Patrick Rosenkranz takes stock of the lot of today's comics business, by looking and talking to people at four prominent retailers: Meltdown in Hollywood, Desert Island in Brooklyn, Quimby's in Chicago, and CounterMedia in Portland, Oregon.
Frank Santoro recruits Gabby Gamboa for this week's "scene report," this time covering the San Francisco bay area.
And Comics Journal co-founder Mike Catron passes along word that he's just uploaded a four-part video featuring Jerry Robinson from San Diego in 2009:
Jordan Shrively has started a new Tumblr featuring cartoonist's studio spaces. So far profilees include Jim Woodring and Tom Neely.

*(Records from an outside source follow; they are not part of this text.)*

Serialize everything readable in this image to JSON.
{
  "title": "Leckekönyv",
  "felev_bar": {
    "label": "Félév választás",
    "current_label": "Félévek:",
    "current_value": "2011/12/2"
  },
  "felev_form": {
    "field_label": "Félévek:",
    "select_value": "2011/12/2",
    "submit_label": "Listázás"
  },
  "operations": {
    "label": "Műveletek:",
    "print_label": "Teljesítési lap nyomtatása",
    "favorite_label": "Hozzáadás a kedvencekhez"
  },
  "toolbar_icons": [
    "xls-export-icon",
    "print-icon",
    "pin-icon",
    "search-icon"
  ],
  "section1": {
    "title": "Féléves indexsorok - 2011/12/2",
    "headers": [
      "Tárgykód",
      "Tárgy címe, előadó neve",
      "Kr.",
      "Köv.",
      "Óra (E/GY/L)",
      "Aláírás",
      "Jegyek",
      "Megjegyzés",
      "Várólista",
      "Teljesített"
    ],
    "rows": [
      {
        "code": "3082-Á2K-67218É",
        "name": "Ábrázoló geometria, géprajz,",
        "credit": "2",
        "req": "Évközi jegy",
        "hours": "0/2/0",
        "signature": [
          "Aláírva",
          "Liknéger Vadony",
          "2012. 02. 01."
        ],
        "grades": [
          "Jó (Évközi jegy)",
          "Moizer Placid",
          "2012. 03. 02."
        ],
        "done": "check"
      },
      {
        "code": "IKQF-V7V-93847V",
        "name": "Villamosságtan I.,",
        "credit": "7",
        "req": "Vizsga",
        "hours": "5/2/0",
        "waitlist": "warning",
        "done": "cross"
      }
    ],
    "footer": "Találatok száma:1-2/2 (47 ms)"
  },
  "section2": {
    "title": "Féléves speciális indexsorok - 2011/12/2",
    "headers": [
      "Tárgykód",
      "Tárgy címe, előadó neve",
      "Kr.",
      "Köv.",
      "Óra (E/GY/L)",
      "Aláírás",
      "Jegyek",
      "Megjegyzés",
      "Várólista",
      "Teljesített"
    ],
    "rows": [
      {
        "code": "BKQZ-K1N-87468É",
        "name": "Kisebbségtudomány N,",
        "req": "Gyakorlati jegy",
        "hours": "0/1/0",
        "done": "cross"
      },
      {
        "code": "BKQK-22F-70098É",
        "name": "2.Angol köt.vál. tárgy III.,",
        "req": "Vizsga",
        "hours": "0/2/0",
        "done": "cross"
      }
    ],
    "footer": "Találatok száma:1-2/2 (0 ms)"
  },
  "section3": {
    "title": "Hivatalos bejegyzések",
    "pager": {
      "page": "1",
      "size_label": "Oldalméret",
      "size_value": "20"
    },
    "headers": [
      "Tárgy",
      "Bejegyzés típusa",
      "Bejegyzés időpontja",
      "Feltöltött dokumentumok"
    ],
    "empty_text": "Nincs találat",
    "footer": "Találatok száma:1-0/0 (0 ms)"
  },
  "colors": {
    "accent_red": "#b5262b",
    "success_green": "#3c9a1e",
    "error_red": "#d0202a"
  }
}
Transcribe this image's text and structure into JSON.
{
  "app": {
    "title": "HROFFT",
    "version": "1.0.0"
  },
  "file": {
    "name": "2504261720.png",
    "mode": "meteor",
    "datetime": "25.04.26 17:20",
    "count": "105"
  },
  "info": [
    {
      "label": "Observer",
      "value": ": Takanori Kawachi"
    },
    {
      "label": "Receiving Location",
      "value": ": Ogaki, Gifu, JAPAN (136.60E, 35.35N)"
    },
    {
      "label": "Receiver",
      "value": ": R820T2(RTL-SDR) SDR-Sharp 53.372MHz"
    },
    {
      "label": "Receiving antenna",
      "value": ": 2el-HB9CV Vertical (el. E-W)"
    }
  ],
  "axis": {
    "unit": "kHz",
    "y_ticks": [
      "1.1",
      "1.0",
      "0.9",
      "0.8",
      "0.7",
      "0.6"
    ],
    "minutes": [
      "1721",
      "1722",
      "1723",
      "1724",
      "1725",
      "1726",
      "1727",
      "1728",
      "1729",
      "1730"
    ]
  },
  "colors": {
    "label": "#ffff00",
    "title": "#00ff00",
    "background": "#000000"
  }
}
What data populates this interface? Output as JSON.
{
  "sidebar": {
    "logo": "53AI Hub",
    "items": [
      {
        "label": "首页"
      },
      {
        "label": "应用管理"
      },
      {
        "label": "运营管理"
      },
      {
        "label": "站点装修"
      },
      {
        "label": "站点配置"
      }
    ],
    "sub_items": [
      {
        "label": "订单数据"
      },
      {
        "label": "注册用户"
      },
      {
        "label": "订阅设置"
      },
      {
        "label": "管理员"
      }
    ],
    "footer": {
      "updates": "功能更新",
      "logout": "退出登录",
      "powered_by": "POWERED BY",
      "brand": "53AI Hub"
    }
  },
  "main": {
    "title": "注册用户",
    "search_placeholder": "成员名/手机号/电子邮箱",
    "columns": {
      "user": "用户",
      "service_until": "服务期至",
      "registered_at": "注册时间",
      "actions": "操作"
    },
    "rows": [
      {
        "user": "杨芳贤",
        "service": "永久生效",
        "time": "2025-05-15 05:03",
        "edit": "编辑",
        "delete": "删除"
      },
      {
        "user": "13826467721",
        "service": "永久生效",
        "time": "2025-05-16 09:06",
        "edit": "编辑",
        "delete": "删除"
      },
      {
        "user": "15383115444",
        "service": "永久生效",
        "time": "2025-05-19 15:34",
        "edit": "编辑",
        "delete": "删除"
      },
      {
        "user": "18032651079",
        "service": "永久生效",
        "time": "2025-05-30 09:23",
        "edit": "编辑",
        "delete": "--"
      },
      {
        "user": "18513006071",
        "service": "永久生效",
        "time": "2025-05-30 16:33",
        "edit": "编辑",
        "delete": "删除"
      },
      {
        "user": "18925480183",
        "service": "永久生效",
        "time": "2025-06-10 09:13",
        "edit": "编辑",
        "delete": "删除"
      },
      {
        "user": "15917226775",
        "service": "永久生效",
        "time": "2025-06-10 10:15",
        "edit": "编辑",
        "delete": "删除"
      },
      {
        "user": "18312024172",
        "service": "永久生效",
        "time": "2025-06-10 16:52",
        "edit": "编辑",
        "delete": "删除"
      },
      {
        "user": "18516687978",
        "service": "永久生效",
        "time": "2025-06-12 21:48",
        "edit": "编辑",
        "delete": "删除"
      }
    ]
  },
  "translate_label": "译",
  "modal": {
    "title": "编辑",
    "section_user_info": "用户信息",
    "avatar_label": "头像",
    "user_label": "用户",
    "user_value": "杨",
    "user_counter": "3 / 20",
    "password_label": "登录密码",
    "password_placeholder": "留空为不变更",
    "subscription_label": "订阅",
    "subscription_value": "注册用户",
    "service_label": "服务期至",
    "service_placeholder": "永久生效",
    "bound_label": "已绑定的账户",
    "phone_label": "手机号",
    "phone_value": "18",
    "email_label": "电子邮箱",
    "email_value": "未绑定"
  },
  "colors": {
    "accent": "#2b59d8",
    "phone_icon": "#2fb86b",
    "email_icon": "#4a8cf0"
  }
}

Speaking of Woodring, last week he posted a video tutorial explaining how he draws Frank:
Series editors Jessica Abel and Matt Madden have released the full list of "notable comics" from The Best American Comics 2011. (Woodring is on it.)
Dean Haspiel has donated a huge number of minicomics to the Library of Congress.
Brandon Graham is interviewed over at Bookslut.
Tucker Stone begins a series of tournaments between comics old and new. His first entry puts a Michael DeForge story up against Tim Vigil's Faust. And based on his final judgment, I think Tucker's refereeing skills need work. This should be fun to follow.
Just so you know, a big internet-style king of the mountain-sized molehill fight is brewing in the part of the comics world that we tend to ignore here when we can: J. Michael Straczynski vs. Marvel editor Steve Wacker (with help on the sidelines from Mark Waid and Dan Slott). They are arguing about Spider-Man sales figures, in case you don't care to look into it further.
And finally, Jeff Newelt at Heeb magazine gets Al Jaffee to perform Snappy Answers to Stupid Questions live on stage.